YOUR GOAL:
Establish how many lines in the material include the string "version" and report it as a lone number.

EXERCISE INPUTS:
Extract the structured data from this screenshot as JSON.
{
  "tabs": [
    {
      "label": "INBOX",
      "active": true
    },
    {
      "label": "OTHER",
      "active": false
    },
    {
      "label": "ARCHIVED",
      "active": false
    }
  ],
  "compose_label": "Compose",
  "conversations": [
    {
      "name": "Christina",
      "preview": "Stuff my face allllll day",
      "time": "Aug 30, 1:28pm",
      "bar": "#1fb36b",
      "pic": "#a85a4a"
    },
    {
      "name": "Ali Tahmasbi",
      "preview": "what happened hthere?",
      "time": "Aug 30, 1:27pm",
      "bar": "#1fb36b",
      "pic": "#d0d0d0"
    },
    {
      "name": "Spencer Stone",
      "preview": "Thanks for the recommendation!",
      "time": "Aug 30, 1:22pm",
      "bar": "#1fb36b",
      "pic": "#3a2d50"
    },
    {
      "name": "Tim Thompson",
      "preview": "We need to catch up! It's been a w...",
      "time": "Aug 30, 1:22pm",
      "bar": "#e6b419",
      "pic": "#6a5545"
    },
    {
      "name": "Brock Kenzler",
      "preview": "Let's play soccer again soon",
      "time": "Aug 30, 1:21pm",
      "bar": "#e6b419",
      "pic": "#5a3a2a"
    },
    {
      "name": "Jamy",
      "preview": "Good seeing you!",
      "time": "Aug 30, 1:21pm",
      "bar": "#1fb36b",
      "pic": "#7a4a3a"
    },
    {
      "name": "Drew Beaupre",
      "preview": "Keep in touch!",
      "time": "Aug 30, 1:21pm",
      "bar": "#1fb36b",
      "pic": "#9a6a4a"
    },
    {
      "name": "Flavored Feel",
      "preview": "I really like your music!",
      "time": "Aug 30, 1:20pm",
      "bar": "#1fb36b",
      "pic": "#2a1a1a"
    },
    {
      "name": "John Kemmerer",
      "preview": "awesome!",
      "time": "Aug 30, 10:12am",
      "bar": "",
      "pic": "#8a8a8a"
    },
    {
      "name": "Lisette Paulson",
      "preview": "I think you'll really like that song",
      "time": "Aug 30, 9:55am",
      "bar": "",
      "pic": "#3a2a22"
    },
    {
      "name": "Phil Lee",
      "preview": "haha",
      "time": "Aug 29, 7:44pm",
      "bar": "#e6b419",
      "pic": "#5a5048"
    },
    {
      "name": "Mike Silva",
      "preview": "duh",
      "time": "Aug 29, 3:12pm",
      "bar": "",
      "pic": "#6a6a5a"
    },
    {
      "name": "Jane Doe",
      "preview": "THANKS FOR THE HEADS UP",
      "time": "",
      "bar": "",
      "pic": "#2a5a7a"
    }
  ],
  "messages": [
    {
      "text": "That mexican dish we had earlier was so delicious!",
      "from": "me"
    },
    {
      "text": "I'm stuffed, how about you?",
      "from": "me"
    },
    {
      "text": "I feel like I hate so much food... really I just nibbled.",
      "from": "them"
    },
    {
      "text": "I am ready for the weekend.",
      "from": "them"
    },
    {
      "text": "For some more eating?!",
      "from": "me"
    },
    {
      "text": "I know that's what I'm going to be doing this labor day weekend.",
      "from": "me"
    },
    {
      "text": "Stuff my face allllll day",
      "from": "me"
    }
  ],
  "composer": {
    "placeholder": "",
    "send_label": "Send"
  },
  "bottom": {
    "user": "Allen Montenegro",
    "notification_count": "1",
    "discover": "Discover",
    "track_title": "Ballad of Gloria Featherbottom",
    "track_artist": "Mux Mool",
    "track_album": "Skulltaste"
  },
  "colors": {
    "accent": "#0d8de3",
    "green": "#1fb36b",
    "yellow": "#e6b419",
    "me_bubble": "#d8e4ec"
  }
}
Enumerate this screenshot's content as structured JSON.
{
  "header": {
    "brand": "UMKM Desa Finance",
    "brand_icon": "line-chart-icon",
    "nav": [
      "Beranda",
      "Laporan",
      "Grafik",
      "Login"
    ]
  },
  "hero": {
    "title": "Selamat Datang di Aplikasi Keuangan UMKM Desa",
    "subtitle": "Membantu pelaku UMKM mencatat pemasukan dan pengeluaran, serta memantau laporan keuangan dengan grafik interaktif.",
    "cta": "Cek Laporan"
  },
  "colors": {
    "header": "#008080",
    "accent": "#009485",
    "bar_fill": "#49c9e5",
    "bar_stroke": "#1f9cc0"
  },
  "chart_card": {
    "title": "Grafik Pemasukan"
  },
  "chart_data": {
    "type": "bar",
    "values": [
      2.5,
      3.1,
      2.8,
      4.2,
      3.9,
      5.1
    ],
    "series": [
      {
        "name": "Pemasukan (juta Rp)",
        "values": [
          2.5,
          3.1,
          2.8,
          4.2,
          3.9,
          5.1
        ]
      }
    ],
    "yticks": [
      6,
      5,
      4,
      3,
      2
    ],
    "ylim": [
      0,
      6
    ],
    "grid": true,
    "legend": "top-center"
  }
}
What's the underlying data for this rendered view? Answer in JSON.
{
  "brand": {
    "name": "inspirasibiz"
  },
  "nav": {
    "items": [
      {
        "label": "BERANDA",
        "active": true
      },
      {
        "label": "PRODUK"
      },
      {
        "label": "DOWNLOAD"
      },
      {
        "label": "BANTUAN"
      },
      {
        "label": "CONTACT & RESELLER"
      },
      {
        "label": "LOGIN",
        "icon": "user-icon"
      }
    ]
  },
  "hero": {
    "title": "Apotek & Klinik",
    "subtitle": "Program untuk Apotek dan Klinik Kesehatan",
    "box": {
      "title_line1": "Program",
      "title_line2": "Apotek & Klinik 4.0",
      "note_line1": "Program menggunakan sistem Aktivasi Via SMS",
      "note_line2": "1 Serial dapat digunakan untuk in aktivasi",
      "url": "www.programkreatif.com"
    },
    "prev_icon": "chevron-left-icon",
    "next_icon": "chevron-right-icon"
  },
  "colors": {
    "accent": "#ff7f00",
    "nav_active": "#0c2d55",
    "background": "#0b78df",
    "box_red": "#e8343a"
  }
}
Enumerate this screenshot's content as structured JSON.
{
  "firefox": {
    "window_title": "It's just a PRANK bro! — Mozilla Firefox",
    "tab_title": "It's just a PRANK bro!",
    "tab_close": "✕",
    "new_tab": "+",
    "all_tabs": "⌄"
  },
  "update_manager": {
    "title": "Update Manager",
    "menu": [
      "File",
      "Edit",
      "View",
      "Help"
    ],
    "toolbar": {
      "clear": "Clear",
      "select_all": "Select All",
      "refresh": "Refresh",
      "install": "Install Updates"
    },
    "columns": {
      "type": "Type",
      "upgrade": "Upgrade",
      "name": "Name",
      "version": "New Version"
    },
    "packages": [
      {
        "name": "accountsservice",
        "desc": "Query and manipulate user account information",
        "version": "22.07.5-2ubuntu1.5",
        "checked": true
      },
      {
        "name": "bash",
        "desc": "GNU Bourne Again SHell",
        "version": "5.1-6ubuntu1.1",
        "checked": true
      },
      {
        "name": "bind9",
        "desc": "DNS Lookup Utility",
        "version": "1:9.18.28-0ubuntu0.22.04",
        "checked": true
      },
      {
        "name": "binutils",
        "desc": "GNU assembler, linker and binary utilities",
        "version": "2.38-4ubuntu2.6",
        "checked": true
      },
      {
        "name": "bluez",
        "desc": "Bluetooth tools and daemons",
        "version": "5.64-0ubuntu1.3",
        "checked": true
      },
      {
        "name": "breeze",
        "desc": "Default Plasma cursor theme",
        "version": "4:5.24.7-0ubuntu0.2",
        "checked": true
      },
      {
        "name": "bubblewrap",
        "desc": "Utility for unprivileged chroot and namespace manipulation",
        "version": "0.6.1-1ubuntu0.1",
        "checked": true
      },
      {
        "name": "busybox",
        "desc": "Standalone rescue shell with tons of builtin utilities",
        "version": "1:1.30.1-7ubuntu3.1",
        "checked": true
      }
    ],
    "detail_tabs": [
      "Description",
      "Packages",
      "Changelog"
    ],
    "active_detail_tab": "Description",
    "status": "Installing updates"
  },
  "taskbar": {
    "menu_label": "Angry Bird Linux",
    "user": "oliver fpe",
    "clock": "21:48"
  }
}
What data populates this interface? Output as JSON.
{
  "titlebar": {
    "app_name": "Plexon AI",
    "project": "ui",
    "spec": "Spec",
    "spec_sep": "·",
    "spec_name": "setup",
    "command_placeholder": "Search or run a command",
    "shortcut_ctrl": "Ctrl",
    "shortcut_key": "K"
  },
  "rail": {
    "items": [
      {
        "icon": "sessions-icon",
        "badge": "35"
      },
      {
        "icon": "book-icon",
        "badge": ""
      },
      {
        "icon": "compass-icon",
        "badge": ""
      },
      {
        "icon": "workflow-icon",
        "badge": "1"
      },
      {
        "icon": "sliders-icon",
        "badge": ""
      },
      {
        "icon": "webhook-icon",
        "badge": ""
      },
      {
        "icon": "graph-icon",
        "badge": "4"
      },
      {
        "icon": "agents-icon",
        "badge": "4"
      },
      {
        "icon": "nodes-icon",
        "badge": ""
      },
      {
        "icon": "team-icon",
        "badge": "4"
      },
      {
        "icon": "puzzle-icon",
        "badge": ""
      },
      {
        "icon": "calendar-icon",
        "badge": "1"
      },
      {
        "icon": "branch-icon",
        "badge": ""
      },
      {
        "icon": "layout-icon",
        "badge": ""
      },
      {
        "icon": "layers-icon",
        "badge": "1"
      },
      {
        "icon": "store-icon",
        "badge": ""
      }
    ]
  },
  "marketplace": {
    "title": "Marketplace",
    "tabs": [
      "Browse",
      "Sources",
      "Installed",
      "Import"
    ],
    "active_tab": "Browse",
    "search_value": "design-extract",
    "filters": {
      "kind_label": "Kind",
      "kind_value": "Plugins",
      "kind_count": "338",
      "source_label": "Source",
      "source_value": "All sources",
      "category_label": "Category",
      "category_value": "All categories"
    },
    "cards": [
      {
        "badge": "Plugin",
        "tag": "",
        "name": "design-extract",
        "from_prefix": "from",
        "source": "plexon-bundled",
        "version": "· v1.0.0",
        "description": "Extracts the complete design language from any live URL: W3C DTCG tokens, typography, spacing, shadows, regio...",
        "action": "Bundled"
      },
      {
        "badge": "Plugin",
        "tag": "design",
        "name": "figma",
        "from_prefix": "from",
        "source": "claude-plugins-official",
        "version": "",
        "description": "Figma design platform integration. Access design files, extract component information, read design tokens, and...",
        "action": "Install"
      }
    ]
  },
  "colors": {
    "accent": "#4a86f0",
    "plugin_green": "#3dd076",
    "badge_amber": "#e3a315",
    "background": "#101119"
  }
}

OUTPUT FOR THIS EXERCISE:
11